▶ Work task
Start to finish, write out the entries exactly, leaving the pictures aside.

====== Data

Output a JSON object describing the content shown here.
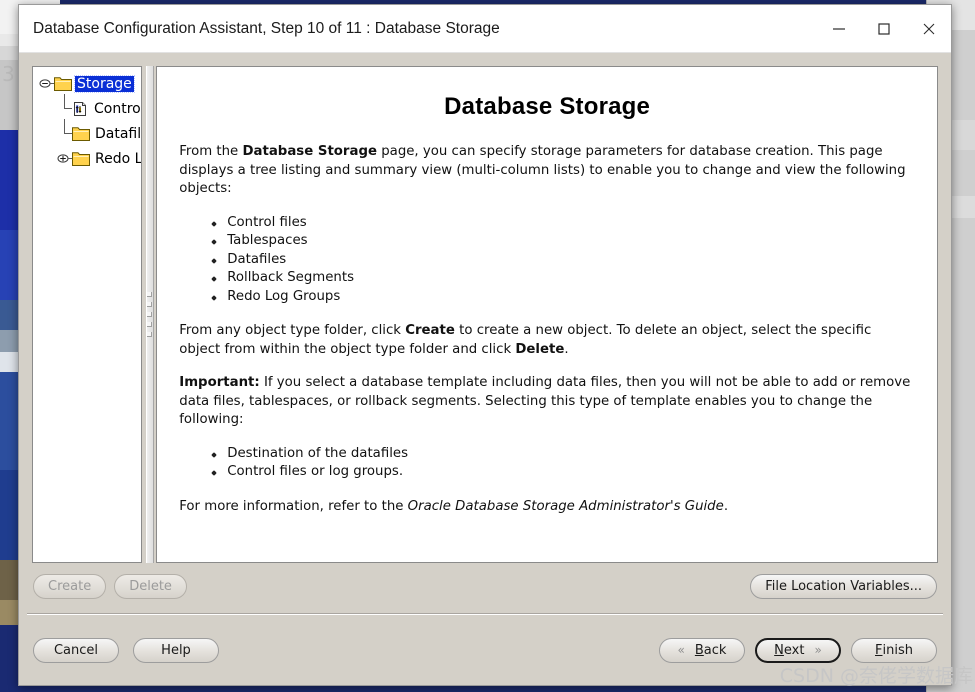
{
  "window": {
    "title": "Database Configuration Assistant, Step 10 of 11 : Database Storage",
    "controls": {
      "minimize": "–",
      "maximize": "❐",
      "close": "✕"
    }
  },
  "tree": {
    "nodes": [
      {
        "label": "Storage",
        "icon": "folder-icon",
        "handle": "collapse-handle",
        "selected": true,
        "level": 0
      },
      {
        "label": "Controlfile",
        "icon": "controlfile-document-icon",
        "handle": "none",
        "selected": false,
        "level": 1
      },
      {
        "label": "Datafiles",
        "icon": "folder-icon",
        "handle": "none",
        "selected": false,
        "level": 1
      },
      {
        "label": "Redo Log Groups",
        "icon": "folder-icon",
        "handle": "expand-handle",
        "selected": false,
        "level": 1
      }
    ]
  },
  "content": {
    "heading": "Database Storage",
    "paragraph1": {
      "part1": "From the ",
      "bold1": "Database Storage",
      "part2": " page, you can specify storage parameters for database creation. This page displays a tree listing and summary view (multi-column lists) to enable you to change and view the following objects:"
    },
    "list1": [
      "Control files",
      "Tablespaces",
      "Datafiles",
      "Rollback Segments",
      "Redo Log Groups"
    ],
    "paragraph2": {
      "part1": "From any object type folder, click ",
      "bold1": "Create",
      "part2": " to create a new object. To delete an object, select the specific object from within the object type folder and click ",
      "bold2": "Delete",
      "part3": "."
    },
    "paragraph3": {
      "bold1": "Important:",
      "part1": " If you select a database template including data files, then you will not be able to add or remove data files, tablespaces, or rollback segments. Selecting this type of template enables you to change the following:"
    },
    "list2": [
      "Destination of the datafiles",
      "Control files or log groups."
    ],
    "paragraph4": {
      "part1": "For more information, refer to the ",
      "italic1": "Oracle Database Storage Administrator's Guide",
      "part2": "."
    }
  },
  "toolbar": {
    "create_label": "Create",
    "create_enabled": false,
    "delete_label": "Delete",
    "delete_enabled": false,
    "file_location_label": "File Location Variables..."
  },
  "footer": {
    "cancel_label": "Cancel",
    "help_label": "Help",
    "back": {
      "mnemonic": "B",
      "rest": "ack"
    },
    "next": {
      "mnemonic": "N",
      "rest": "ext"
    },
    "finish": {
      "mnemonic": "F",
      "rest": "inish"
    },
    "back_chevron": "«",
    "next_chevron": "»",
    "focused_button": "Next"
  },
  "watermark": {
    "text": "CSDN @奈佬学数据库"
  },
  "desktop": {
    "edge_glyph": "6",
    "ghost_char": "3",
    "colors": {
      "window_face": "#d4d0c8",
      "selection_blue": "#0a2fd6",
      "folder_yellow": "#ffd24d",
      "titlebar": "#ffffff",
      "accent_text": "#1b1b1b"
    }
  }
}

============

▶ Your solution
Output a JSON object describing the content shown here.
{
  "window": {
    "title": "Database Configuration Assistant, Step 10 of 11 : Database Storage",
    "controls": {
      "minimize": "–",
      "maximize": "❐",
      "close": "✕"
    }
  },
  "tree": {
    "nodes": [
      {
        "label": "Storage",
        "icon": "folder-icon",
        "handle": "collapse-handle",
        "selected": true,
        "level": 0
      },
      {
        "label": "Controlfile",
        "icon": "controlfile-document-icon",
        "handle": "none",
        "selected": false,
        "level": 1
      },
      {
        "label": "Datafiles",
        "icon": "folder-icon",
        "handle": "none",
        "selected": false,
        "level": 1
      },
      {
        "label": "Redo Log Groups",
        "icon": "folder-icon",
        "handle": "expand-handle",
        "selected": false,
        "level": 1
      }
    ]
  },
  "content": {
    "heading": "Database Storage",
    "paragraph1": {
      "part1": "From the ",
      "bold1": "Database Storage",
      "part2": " page, you can specify storage parameters for database creation. This page displays a tree listing and summary view (multi-column lists) to enable you to change and view the following objects:"
    },
    "list1": [
      "Control files",
      "Tablespaces",
      "Datafiles",
      "Rollback Segments",
      "Redo Log Groups"
    ],
    "paragraph2": {
      "part1": "From any object type folder, click ",
      "bold1": "Create",
      "part2": " to create a new object. To delete an object, select the specific object from within the object type folder and click ",
      "bold2": "Delete",
      "part3": "."
    },
    "paragraph3": {
      "bold1": "Important:",
      "part1": " If you select a database template including data files, then you will not be able to add or remove data files, tablespaces, or rollback segments. Selecting this type of template enables you to change the following:"
    },
    "list2": [
      "Destination of the datafiles",
      "Control files or log groups."
    ],
    "paragraph4": {
      "part1": "For more information, refer to the ",
      "italic1": "Oracle Database Storage Administrator's Guide",
      "part2": "."
    }
  },
  "toolbar": {
    "create_label": "Create",
    "create_enabled": false,
    "delete_label": "Delete",
    "delete_enabled": false,
    "file_location_label": "File Location Variables..."
  },
  "footer": {
    "cancel_label": "Cancel",
    "help_label": "Help",
    "back": {
      "mnemonic": "B",
      "rest": "ack"
    },
    "next": {
      "mnemonic": "N",
      "rest": "ext"
    },
    "finish": {
      "mnemonic": "F",
      "rest": "inish"
    },
    "back_chevron": "«",
    "next_chevron": "»",
    "focused_button": "Next"
  },
  "watermark": {
    "text": "CSDN @奈佬学数据库"
  },
  "desktop": {
    "edge_glyph": "6",
    "ghost_char": "3",
    "colors": {
      "window_face": "#d4d0c8",
      "selection_blue": "#0a2fd6",
      "folder_yellow": "#ffd24d",
      "titlebar": "#ffffff",
      "accent_text": "#1b1b1b"
    }
  }
}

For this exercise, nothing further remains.